The researchers strapped a camera on Sam’s head, and he wore it off and on for one and a half years, from the time he was six months old until a little after his second birthday. The material he collected allowed the researchers to teach a neural network to match words to the objects they represent, reports Cassandra Willyard in this story. (Worth clicking just for the incredibly cute pictures!)
This research is just one example of how babies could take us a step closer to teaching computers to learn like humans—and ultimately build AI systems that are as intelligent as we are. Babies have inspired researchers for years. They are keen observers and excellent learners. Babies also learn through trial and error, and humans keep getting smarter as we learn more about the world. Developmental psychologists say that babies have an intuitive sense of what will happen next. For example, they know that a ball exists even though it is hidden from view, that the ball is solid and won’t suddenly change form, and that it rolls away in a continuous path and can’t suddenly teleport elsewhere.
Researchers at Google DeepMind tried to teach an AI system to have that same sense of “intuitive physics” by training a model that learns how things move by focusing on objects in videos instead of individual pixels. They trained the model on hundreds of thousands of videos to learn how an object behaves. If babies are surprised by something like a ball suddenly flying out of the window, the theory goes, it is because the object is moving in a way that violates the baby’s understanding of physics. The researchers at Google DeepMind managed to get their AI system, too, to show “surprise” when an object moved differently from the way it had learned that objects move.
Yann LeCun, a Turing Prize winner and Meta’s chief AI scientist, has argued that teaching AI systems to observe like children might be the way forward to more intelligent systems. He says humans have a simulation of the world, or a “world model,” in our brains, allowing us to know intuitively that the world is three-dimensional and that objects don’t actually disappear when they go out of view. It lets us predict where a bouncing ball or a speeding bike will be in a few seconds’ time. He’s busy building entirely new architectures for AI that take inspiration from how humans learn. We covered his big bet for the future of AI here.
The AI systems of today excel at narrow tasks, such as playing chess or generating text that sounds like something written by a human. But compared with the human brain—the most powerful machine we know of—these systems are brittle. They lack the sort of common sense that would allow them to operate seamlessly in a messy world, do more sophisticated reasoning, and be more helpful to humans. Studying how babies learn could help us unlock those abilities.
This robot can tidy a room without any help

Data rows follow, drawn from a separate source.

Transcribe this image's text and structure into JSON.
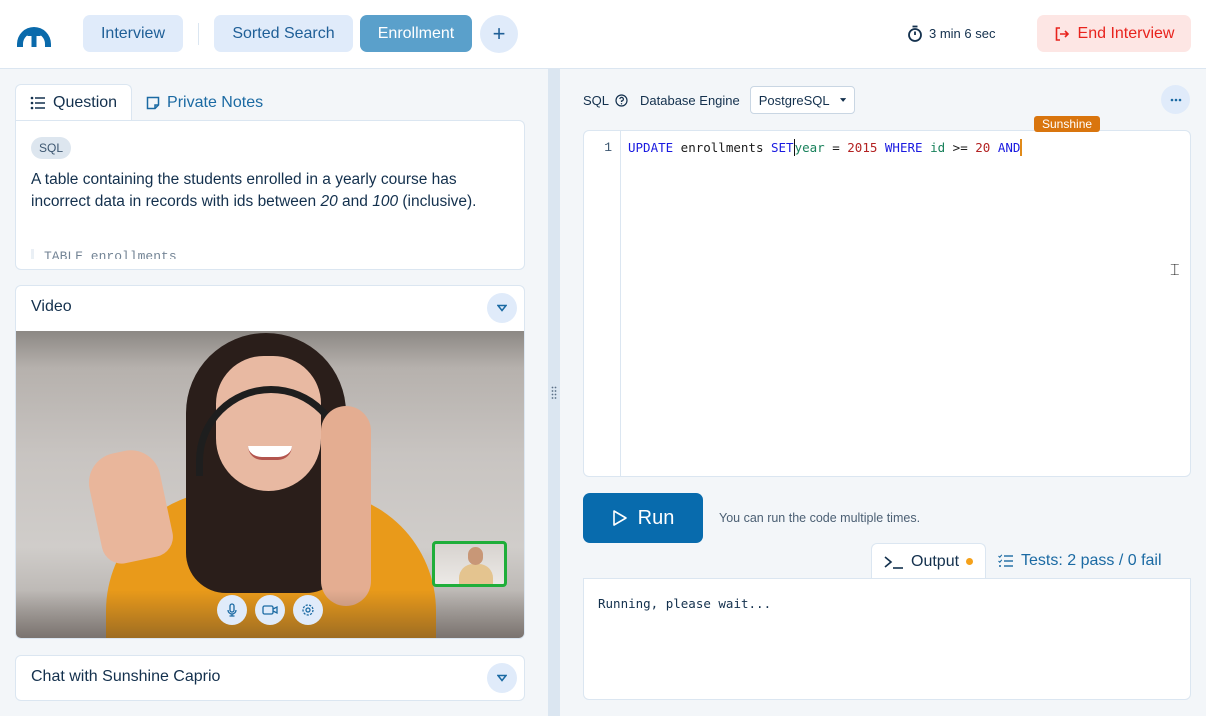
{
  "header": {
    "logo": "interview-platform-logo",
    "tabs": [
      {
        "label": "Interview",
        "state": "default"
      },
      {
        "label": "Sorted Search",
        "state": "default"
      },
      {
        "label": "Enrollment",
        "state": "active"
      }
    ],
    "add_tab_label": "+",
    "timer": "3 min 6 sec",
    "end_button": "End Interview"
  },
  "question_panel": {
    "tabs": [
      {
        "label": "Question",
        "icon": "list-icon",
        "active": true
      },
      {
        "label": "Private Notes",
        "icon": "note-icon",
        "active": false
      }
    ],
    "badge": "SQL",
    "text_part1": "A table containing the students enrolled in a yearly course has incorrect data in records with ids between ",
    "num_low": "20",
    "text_and": " and ",
    "num_high": "100",
    "text_part2": " (inclusive).",
    "truncated_next": "TABLE enrollments"
  },
  "video_panel": {
    "title": "Video",
    "controls": [
      "microphone-icon",
      "camera-icon",
      "settings-icon"
    ]
  },
  "chat_panel": {
    "title": "Chat with Sunshine Caprio"
  },
  "editor_toolbar": {
    "language": "SQL",
    "engine_label": "Database Engine",
    "engine_value": "PostgreSQL"
  },
  "editor": {
    "line_number": "1",
    "tokens": {
      "t1": "UPDATE",
      "t2": " enrollments ",
      "t3": "SET",
      "t4": "year",
      "t5": " = ",
      "t6": "2015",
      "t7": " ",
      "t8": "WHERE",
      "t9": " ",
      "t10": "id",
      "t11": " >= ",
      "t12": "20",
      "t13": " ",
      "t14": "AND"
    },
    "remote_user": "Sunshine",
    "colors": {
      "keyword": "#1a1ae0",
      "identifier": "#18815b",
      "number": "#b32222",
      "remote_cursor": "#d9750e"
    }
  },
  "run": {
    "label": "Run",
    "hint": "You can run the code multiple times."
  },
  "output_panel": {
    "tabs": [
      {
        "label": "Output",
        "active": true,
        "indicator": "pending"
      },
      {
        "label": "Tests: 2 pass / 0 fail",
        "active": false
      }
    ],
    "text": "Running, please wait..."
  }
}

Robots are good at certain tasks. They’re great at picking up and moving objects, for example, and they’re even getting better at cooking. But while robots may easily complete tasks like these in a laboratory, getting them to work in an unfamiliar environment where there’s little data available is a real challenge.